Top
Begin typing your search above and press return to search.

A Time to Avoid Panic

Sentinel Digital DeskBy : Sentinel Digital Desk

  |  29 April 2015 12:00 AM GMT

Last Saturday’s earthquake that caused over 4,000 deaths and injuries to over 10,000 people apart from causing unimagible devastation all over Nepal is the kind of tragedy that it will take people many years to get over. According to official statements, the ultimate tally of deaths could well be over 5,000. The death toll in the Kathmandu Valley alone stands at 1,053 people. What will be extremely difficult to cope with is the large number of people rendered homeless as a result of the terrible earthquake. Mercifully, assistance has come pouring in from all tions with India taking a lead in the matter. There have been after-shocks as well as another subsequent earthquake measuring about 5.7 on the Richter scale.

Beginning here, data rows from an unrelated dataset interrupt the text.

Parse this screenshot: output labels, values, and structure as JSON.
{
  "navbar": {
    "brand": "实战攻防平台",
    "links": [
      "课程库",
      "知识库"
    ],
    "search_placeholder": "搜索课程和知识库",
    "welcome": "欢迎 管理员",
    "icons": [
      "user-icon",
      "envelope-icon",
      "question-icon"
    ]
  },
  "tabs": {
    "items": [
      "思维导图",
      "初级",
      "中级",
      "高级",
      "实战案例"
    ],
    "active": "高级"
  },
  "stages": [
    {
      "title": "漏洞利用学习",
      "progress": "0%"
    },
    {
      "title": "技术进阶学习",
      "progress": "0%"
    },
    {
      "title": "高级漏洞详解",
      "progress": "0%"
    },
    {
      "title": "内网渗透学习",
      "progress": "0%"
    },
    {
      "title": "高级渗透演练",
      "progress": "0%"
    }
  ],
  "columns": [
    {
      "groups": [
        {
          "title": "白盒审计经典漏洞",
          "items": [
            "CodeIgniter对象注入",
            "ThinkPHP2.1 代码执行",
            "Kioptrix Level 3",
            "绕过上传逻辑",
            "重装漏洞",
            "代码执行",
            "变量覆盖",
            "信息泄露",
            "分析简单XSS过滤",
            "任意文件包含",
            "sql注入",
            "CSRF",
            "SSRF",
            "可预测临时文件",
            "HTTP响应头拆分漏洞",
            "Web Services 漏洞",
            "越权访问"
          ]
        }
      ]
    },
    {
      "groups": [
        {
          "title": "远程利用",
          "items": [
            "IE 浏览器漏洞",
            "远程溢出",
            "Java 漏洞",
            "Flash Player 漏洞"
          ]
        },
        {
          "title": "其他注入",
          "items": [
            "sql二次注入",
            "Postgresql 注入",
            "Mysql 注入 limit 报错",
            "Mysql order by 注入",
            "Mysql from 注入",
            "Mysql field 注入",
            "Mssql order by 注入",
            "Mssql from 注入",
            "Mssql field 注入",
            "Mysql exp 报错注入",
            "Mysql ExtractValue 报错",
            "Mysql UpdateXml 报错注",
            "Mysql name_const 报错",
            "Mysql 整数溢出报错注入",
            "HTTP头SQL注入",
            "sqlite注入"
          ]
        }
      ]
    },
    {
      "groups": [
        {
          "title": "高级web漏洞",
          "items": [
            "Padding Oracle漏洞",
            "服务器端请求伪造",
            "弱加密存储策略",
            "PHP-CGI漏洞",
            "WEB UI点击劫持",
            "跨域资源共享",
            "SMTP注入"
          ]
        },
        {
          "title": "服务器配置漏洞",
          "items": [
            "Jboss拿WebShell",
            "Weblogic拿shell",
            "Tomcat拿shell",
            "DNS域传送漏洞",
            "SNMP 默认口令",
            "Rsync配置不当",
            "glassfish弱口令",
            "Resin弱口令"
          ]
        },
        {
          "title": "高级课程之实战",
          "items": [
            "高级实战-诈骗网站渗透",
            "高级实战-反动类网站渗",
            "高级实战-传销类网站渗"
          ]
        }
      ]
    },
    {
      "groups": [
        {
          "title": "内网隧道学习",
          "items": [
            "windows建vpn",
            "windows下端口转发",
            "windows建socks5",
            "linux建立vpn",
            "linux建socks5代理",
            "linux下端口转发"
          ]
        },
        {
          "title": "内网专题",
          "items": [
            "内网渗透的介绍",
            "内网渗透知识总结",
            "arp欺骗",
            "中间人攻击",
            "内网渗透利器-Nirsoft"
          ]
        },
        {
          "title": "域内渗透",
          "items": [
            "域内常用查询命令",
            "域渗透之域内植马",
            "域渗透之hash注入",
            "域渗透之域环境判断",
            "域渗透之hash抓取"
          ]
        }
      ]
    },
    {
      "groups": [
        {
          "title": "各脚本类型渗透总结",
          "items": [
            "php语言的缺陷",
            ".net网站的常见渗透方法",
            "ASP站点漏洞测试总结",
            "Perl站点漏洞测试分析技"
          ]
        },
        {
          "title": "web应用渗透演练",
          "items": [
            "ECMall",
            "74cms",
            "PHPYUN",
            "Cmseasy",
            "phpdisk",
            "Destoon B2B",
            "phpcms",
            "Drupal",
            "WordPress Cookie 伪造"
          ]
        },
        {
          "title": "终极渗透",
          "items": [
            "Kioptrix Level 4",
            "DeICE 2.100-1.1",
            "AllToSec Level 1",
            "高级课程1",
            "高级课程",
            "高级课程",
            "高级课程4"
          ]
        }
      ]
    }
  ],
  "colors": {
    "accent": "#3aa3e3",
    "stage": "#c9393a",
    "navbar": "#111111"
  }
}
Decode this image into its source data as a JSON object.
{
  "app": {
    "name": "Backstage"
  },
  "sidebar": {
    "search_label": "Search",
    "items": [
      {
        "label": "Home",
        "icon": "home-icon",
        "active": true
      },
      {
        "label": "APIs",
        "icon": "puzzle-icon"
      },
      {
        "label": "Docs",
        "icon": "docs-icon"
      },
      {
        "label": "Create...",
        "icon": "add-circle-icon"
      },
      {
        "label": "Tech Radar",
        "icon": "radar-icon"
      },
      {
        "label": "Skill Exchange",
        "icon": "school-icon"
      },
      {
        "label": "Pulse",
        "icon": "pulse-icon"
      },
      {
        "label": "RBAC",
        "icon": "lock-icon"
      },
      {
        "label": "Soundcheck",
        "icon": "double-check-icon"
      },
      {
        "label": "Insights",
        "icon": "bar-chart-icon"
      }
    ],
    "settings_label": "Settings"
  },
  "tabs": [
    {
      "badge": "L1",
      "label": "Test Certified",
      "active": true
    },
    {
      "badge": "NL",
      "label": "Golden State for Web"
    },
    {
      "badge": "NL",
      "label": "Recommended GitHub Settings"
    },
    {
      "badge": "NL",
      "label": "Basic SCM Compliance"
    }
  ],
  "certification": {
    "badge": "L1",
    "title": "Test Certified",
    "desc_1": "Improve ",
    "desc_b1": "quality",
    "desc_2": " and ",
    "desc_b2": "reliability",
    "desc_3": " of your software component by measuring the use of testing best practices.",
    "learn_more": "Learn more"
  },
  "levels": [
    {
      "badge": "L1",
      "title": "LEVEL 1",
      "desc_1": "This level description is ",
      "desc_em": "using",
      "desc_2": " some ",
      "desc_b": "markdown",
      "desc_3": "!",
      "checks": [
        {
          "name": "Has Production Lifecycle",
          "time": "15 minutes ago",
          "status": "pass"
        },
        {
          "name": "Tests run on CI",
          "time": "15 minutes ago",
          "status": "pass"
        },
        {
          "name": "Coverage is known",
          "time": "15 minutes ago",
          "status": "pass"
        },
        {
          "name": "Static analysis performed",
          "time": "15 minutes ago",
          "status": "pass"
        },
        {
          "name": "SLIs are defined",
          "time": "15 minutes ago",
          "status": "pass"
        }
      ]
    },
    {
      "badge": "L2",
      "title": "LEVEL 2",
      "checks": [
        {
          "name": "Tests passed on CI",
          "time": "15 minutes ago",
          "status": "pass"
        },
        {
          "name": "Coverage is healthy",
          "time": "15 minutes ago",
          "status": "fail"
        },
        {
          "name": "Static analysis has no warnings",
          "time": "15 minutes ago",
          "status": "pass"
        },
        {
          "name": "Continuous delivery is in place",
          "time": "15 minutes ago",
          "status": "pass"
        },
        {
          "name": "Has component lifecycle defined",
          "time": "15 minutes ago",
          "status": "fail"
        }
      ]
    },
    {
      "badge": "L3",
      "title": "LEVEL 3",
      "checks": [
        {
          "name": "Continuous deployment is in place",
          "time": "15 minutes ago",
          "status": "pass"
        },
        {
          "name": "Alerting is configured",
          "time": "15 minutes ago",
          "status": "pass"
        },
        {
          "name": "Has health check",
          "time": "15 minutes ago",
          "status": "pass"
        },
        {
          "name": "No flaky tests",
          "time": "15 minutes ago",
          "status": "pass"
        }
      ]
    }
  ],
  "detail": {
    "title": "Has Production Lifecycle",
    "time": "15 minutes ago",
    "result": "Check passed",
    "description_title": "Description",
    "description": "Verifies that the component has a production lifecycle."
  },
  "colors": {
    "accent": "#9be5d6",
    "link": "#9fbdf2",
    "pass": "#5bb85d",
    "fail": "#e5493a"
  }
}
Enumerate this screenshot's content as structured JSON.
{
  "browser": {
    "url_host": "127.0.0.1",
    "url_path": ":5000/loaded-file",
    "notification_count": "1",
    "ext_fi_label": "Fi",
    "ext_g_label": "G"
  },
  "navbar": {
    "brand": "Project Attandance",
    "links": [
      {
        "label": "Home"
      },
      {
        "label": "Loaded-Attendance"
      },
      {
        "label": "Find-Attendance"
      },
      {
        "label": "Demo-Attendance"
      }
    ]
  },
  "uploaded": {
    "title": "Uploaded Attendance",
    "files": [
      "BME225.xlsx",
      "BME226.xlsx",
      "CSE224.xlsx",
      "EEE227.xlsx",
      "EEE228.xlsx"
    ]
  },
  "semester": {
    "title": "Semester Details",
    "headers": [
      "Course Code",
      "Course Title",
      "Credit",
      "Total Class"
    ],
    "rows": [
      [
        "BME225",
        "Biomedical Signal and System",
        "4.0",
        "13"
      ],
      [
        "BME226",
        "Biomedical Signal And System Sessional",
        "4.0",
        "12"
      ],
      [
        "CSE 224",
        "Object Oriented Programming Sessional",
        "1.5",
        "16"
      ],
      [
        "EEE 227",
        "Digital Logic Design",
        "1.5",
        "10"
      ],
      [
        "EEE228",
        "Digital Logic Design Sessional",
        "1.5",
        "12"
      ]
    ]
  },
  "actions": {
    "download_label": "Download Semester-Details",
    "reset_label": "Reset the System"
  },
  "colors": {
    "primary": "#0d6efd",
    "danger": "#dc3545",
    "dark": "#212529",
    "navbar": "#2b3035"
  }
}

The need of the hour is expeditious help from as many countries as fast as possible. Nepal has neither helicopters nor the expertise to rescue survivors. The country is in dire need of orthopaedic surgeons, nerve specialists, aesthetists and paramedics. It is also in need of highway engineers and construction crews. And to eble help to be rendered expeditiously it needs the Kathmandu airport to function efficiently round the clock. What it does not need is rumours spread by some irresponsible television channels and sections of the press. One cannot make predictions about earthquakes. True, when talking about an earthquake-prone region like the Himalayan belt, one can talk in the future tense and say that more earthquakes cannot be ruled out. But no one can predict that the next earthquake will come tomorrow, the next week, the next month or five years from now. It can come in an hour or be delayed by 30 years or even more. This is what an expert like B.K.Rastogi, Director-general of the Institute of Seismological Research, Ahmedabad had to say about last Saturday’s earthquake: “An earthquake of the same magnitude is overdue. That may happen either today or 50 years from now... in the region of the Kashmir, Himachal, Punjab and Uttarakhand Himalayas. Seismic gaps have been identified in these regions.” He spoke of earthquakes occurring because the movement of tectonic plates generates stress every time, and rocks at the surface break in response. When the stress accumulates, every 100 km stretch of the 2,000 km-long Himalayas can be hit by a high-magnitude earthquake. “The accumulation of stress is going on everywhere. But where it will reach the elastic limit, we don’t know nor also when. But what we do know is that it is happening everywhere,” he added. He also pointed out that it had taken nearly 200 years for an earthquake of this magnitude to happen on the Himalayan belt. An earthquake with the same epicentre—80 km north-west of Kathmandu—an earthquake of 7.5 magnitude had hit the region in 1833. For almost 200 years, we have not had anything similar in a notoriously earthquake-prone region. And yet, despite what the experts have to say about the unpredictability of earthquakes, we have had television channels somehow making statements about an earthquake 32 times as powerful as the one that hit Nepal last Saturday likely to hit Assam in the near future. In a matter as unpredictable as earthquakes, how does anyone dare to talk about an earthquake with precisely 32 times the power of the Nepal earthquake being ready to hit Assam? We would like to know which expert has the impossible ability to predict the precise strength of an earthquake that is yet in the womb of the future. It is such irresponsible reporting that causes unwarranted panic all over the region. At a time when the responsibility of the media is to ensure better preparedness for such tural calamities and to draw attention to the large number of multi-storeyed apartment buildings and government buildings that could turn out to be death-traps in an earthquake-prone region, it is unfortute that a section of the electronic media should be doing much more to spread unnecessary panic without the benefit of any scientific back-up.

Next Story